For most Americans, coming to Washington to celebrate the president's inauguration is usually just a simple matter of getting rooked by TicketMaster and eventually spending all day in a cold tunnel without any indication of where you will be going and how long it will take to get there -- if you ever, in fact, do. This is as concentrated a distillation of The Contemporary American Experience as could possibly be invented, so it's a proper way to celebrate the occasion.
But if you are wondering "How The Other Half Attends The Inauguration" in 2013, well, wonder no more. According to CNBC's Jodi Gralnick, those who have $47,000 to drop on the occasion can avail themselves of a fabulous package from the Madison Hotel, which includes the following:
--A 4-night stay for two in one of the Madison's Presidential Suites
--A private Lincoln Town Car and driver
--A private tour of D.C. with 22 of your closest friends
--A $5,000 shopping "experience" at Brooks Brothers
--A night at the Landsdowne Resort with a couple's massage
All of which is pretty great, and I imagine that a few thousand extra can get you the "David Vitter upgrade" on that couple's massage. But that's not all you get in this lavish package. You also get something called a "social media butler," that is precisely as ludicrous as it sounds.
Meet "Dedicated Social Media Butler" Victoria Devine of Anchor Media. If you engage her services, Devine will "chronicle your Inaugural experience so your friends and family can follow your adventures on Twitter, Facebook, Instagram and Pinterest."
That means she will follow you around and operate your smartphone so you don't have to, also sparing you the pain of having to upload things to your social media accounts.
As dumb as this sounds, these sorts of inane inauguration packages are something of a tradition, and they get quite silly. For example, a 2004 package offered by the Fairmont Hotel, called "President for a Day" even though it was for four days, included a pair of actors who would shadow you around the city and pretend to be Secret Service agents, "protecting" you.
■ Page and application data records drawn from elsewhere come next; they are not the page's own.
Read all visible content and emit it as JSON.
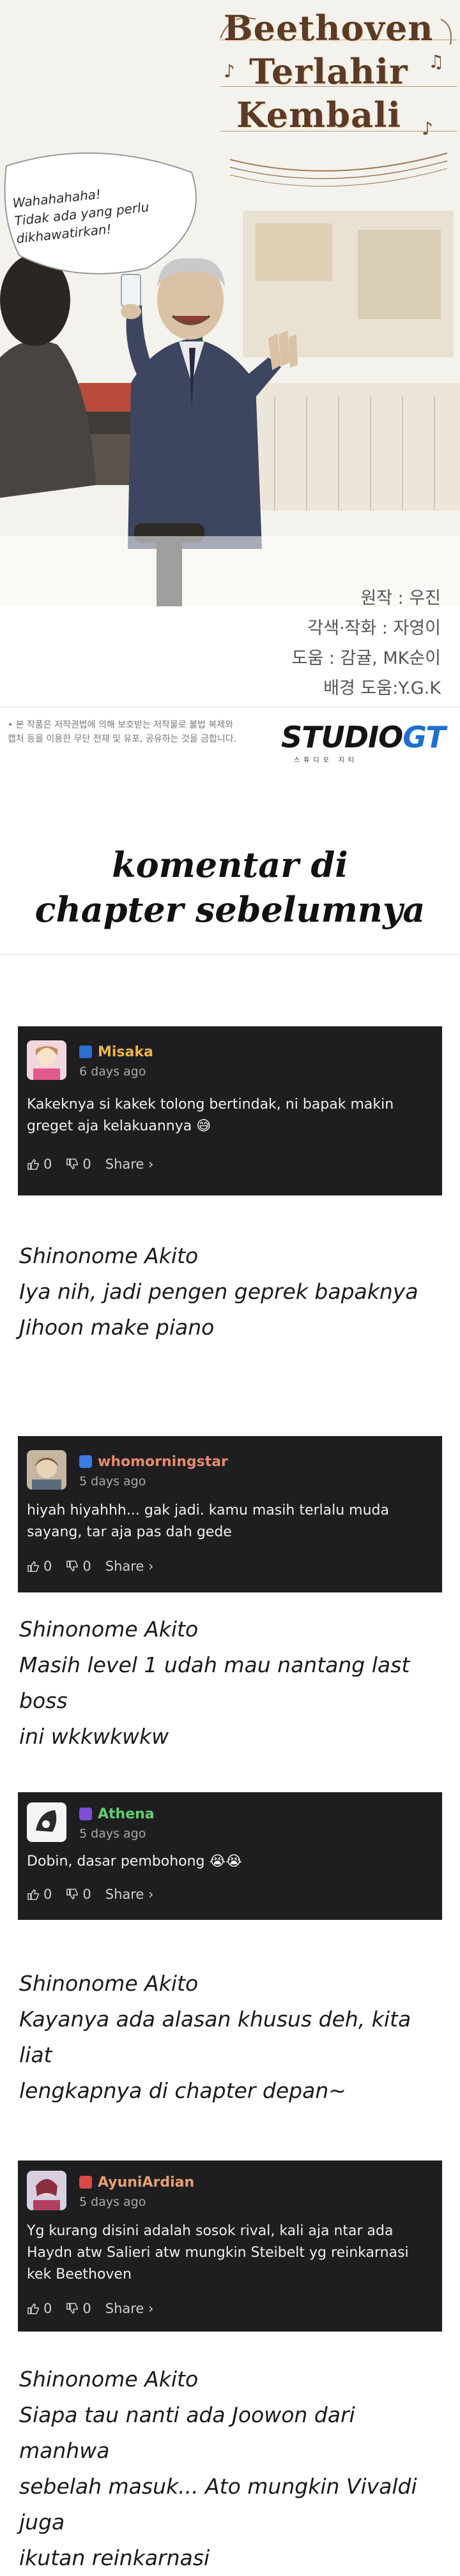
{
  "title_art": {
    "lines": [
      "Beethoven",
      "Terlahir",
      "Kembali"
    ],
    "speech_bubble": [
      "Wahahahaha!",
      "Tidak ada yang perlu",
      "dikhawatirkan!"
    ]
  },
  "credits": [
    "원작 : 우진",
    "각색·작화 : 자영이",
    "도움 : 감귤, MK순이",
    "배경 도움:Y.G.K"
  ],
  "notice": [
    "• 본 작품은 저작권법에 의해 보호받는 저작물로 불법 복제와",
    "캡처 등을 이용한 무단 전재 및 유포, 공유하는 것을 금합니다."
  ],
  "studio": {
    "name_black": "STUDIO",
    "name_blue": "GT",
    "sub": "스튜디오 지티"
  },
  "section_heading": [
    "komentar di",
    "chapter sebelumnya"
  ],
  "comments": [
    {
      "username": "Misaka",
      "age": "6 days ago",
      "body": [
        "Kakeknya si kakek tolong bertindak, ni bapak makin",
        "greget aja kelakuannya 😅"
      ],
      "likes": "0",
      "dislikes": "0",
      "share": "Share ›",
      "name_color": "#e9b54a",
      "badge_color": "#2d6fd1"
    },
    {
      "username": "whomorningstar",
      "age": "5 days ago",
      "body": [
        "hiyah hiyahhh... gak jadi. kamu masih terlalu muda",
        "sayang, tar aja pas dah gede"
      ],
      "likes": "0",
      "dislikes": "0",
      "share": "Share ›",
      "name_color": "#e88a6a",
      "badge_color": "#3a7de0"
    },
    {
      "username": "Athena",
      "age": "5 days ago",
      "body": [
        "Dobin, dasar pembohong 😭😭"
      ],
      "likes": "0",
      "dislikes": "0",
      "share": "Share ›",
      "name_color": "#5fd06e",
      "badge_color": "#7b4fd6"
    },
    {
      "username": "AyuniArdian",
      "age": "5 days ago",
      "body": [
        "Yg kurang disini adalah sosok rival, kali aja ntar ada",
        "Haydn atw Salieri atw mungkin Steibelt yg reinkarnasi",
        "kek Beethoven"
      ],
      "likes": "0",
      "dislikes": "0",
      "share": "Share ›",
      "name_color": "#e8a070",
      "badge_color": "#d84a4a"
    }
  ],
  "replies": [
    {
      "name": "Shinonome Akito",
      "lines": [
        "Iya nih, jadi pengen geprek bapaknya",
        "Jihoon make piano"
      ]
    },
    {
      "name": "Shinonome Akito",
      "lines": [
        "Masih level 1 udah mau nantang last boss",
        "ini wkkwkwkw"
      ]
    },
    {
      "name": "Shinonome Akito",
      "lines": [
        "Kayanya ada alasan khusus deh, kita liat",
        "lengkapnya di chapter depan~"
      ]
    },
    {
      "name": "Shinonome Akito",
      "lines": [
        "Siapa tau nanti ada Joowon dari manhwa",
        "sebelah masuk... Ato mungkin Vivaldi juga",
        "ikutan reinkarnasi"
      ]
    }
  ]
}
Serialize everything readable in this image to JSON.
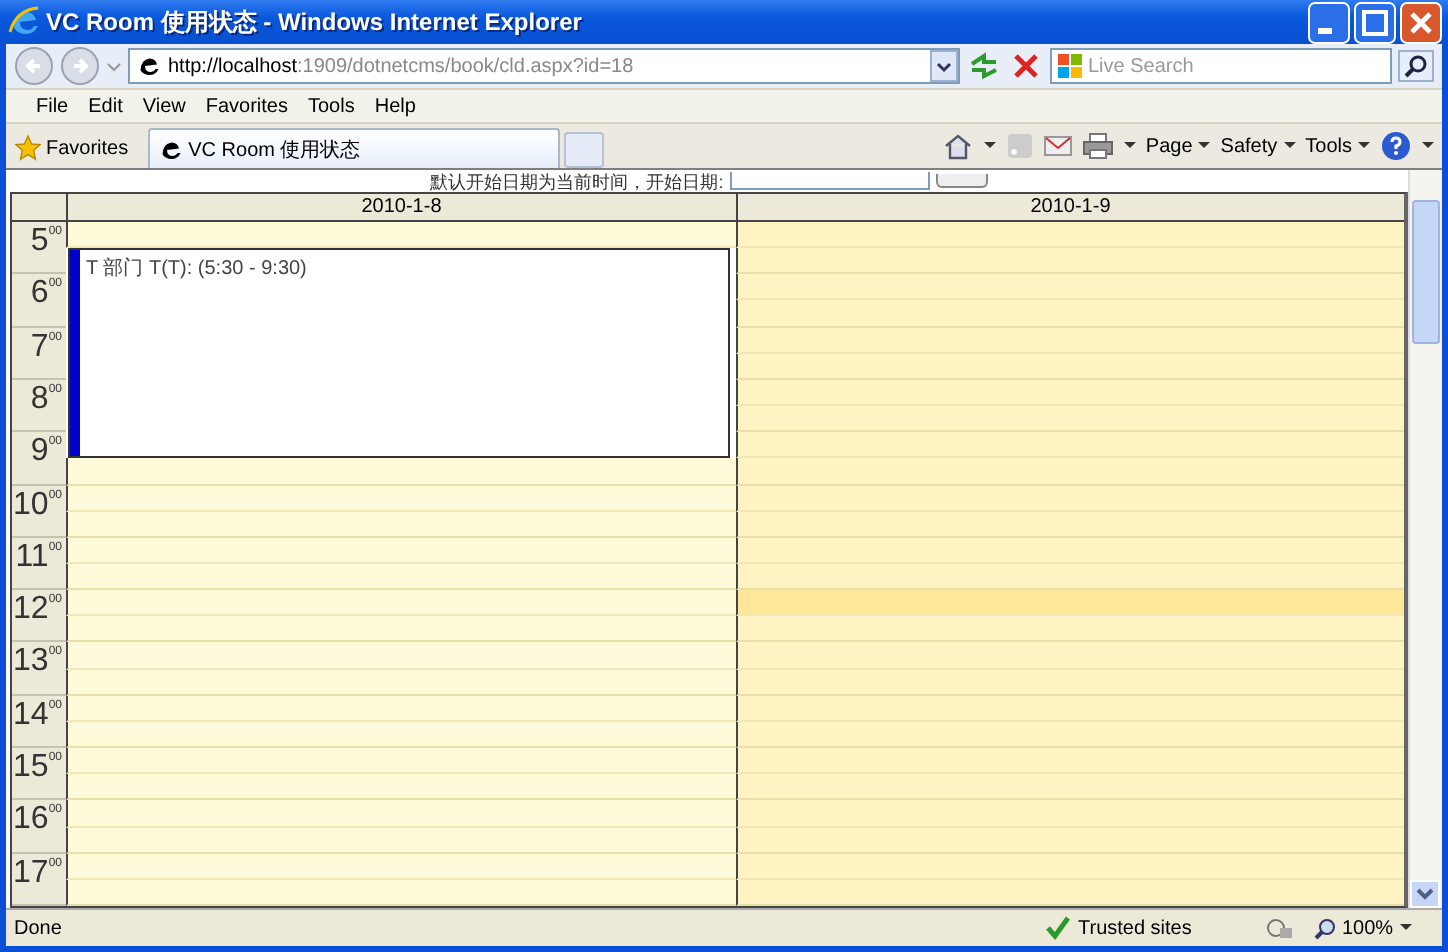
{
  "window": {
    "title": "VC Room 使用状态 - Windows Internet Explorer"
  },
  "address_bar": {
    "url_host": "http://localhost",
    "url_rest": ":1909/dotnetcms/book/cld.aspx?id=18",
    "search_placeholder": "Live Search"
  },
  "menu": [
    "File",
    "Edit",
    "View",
    "Favorites",
    "Tools",
    "Help"
  ],
  "favorites_button": "Favorites",
  "tabs": [
    {
      "label": "VC Room 使用状态",
      "selected": true
    }
  ],
  "command_bar": [
    "Page",
    "Safety",
    "Tools"
  ],
  "notice": "默认开始日期为当前时间，开始日期:",
  "calendar": {
    "hours": [
      {
        "hour": "5",
        "minutes": "00"
      },
      {
        "hour": "6",
        "minutes": "00"
      },
      {
        "hour": "7",
        "minutes": "00"
      },
      {
        "hour": "8",
        "minutes": "00"
      },
      {
        "hour": "9",
        "minutes": "00"
      },
      {
        "hour": "10",
        "minutes": "00"
      },
      {
        "hour": "11",
        "minutes": "00"
      },
      {
        "hour": "12",
        "minutes": "00"
      },
      {
        "hour": "13",
        "minutes": "00"
      },
      {
        "hour": "14",
        "minutes": "00"
      },
      {
        "hour": "15",
        "minutes": "00"
      },
      {
        "hour": "16",
        "minutes": "00"
      },
      {
        "hour": "17",
        "minutes": "00"
      }
    ],
    "days": [
      {
        "date": "2010-1-8",
        "selected": false,
        "events": [
          {
            "title": "T 部门 T(T): (5:30 - 9:30)"
          }
        ],
        "slots": [
          {
            "booked": false,
            "highlighted": false
          },
          {
            "booked": true
          },
          {
            "booked": true
          },
          {
            "booked": true
          },
          {
            "booked": true
          },
          {
            "booked": true
          },
          {
            "booked": true
          },
          {
            "booked": true
          },
          {
            "booked": true
          },
          {
            "booked": false,
            "highlighted": false
          },
          {
            "booked": false,
            "highlighted": false
          },
          {
            "booked": false,
            "highlighted": false
          },
          {
            "booked": false,
            "highlighted": false
          },
          {
            "booked": false,
            "highlighted": false
          },
          {
            "booked": false,
            "highlighted": false
          },
          {
            "booked": false,
            "highlighted": false
          },
          {
            "booked": false,
            "highlighted": false
          },
          {
            "booked": false,
            "highlighted": false
          },
          {
            "booked": false,
            "highlighted": false
          },
          {
            "booked": false,
            "highlighted": false
          },
          {
            "booked": false,
            "highlighted": false
          },
          {
            "booked": false,
            "highlighted": false
          },
          {
            "booked": false,
            "highlighted": false
          },
          {
            "booked": false,
            "highlighted": false
          },
          {
            "booked": false,
            "highlighted": false
          },
          {
            "booked": false,
            "highlighted": false
          }
        ]
      },
      {
        "date": "2010-1-9",
        "selected": true,
        "slots": [
          {
            "booked": false,
            "highlighted": false
          },
          {
            "booked": false,
            "highlighted": false
          },
          {
            "booked": false,
            "highlighted": false
          },
          {
            "booked": false,
            "highlighted": false
          },
          {
            "booked": false,
            "highlighted": false
          },
          {
            "booked": false,
            "highlighted": false
          },
          {
            "booked": false,
            "highlighted": false
          },
          {
            "booked": false,
            "highlighted": false
          },
          {
            "booked": false,
            "highlighted": false
          },
          {
            "booked": false,
            "highlighted": false
          },
          {
            "booked": false,
            "highlighted": false
          },
          {
            "booked": false,
            "highlighted": false
          },
          {
            "booked": false,
            "highlighted": false
          },
          {
            "booked": false,
            "highlighted": false
          },
          {
            "booked": false,
            "highlighted": true
          },
          {
            "booked": false,
            "highlighted": false
          },
          {
            "booked": false,
            "highlighted": false
          },
          {
            "booked": false,
            "highlighted": false
          },
          {
            "booked": false,
            "highlighted": false
          },
          {
            "booked": false,
            "highlighted": false
          },
          {
            "booked": false,
            "highlighted": false
          },
          {
            "booked": false,
            "highlighted": false
          },
          {
            "booked": false,
            "highlighted": false
          },
          {
            "booked": false,
            "highlighted": false
          },
          {
            "booked": false,
            "highlighted": false
          },
          {
            "booked": false,
            "highlighted": false
          }
        ]
      }
    ]
  },
  "status_bar": {
    "text": "Done",
    "zone": "Trusted sites",
    "zoom": "100%"
  }
}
All of which might seem like the dumbest and most pretentious thing in the world, but I for one would rather see D.C.-area actors getting paid good money to work Inauguration Weekend than I would D.C.-area "social media butlers."
[Would you like to follow me on Twitter? Because why not?]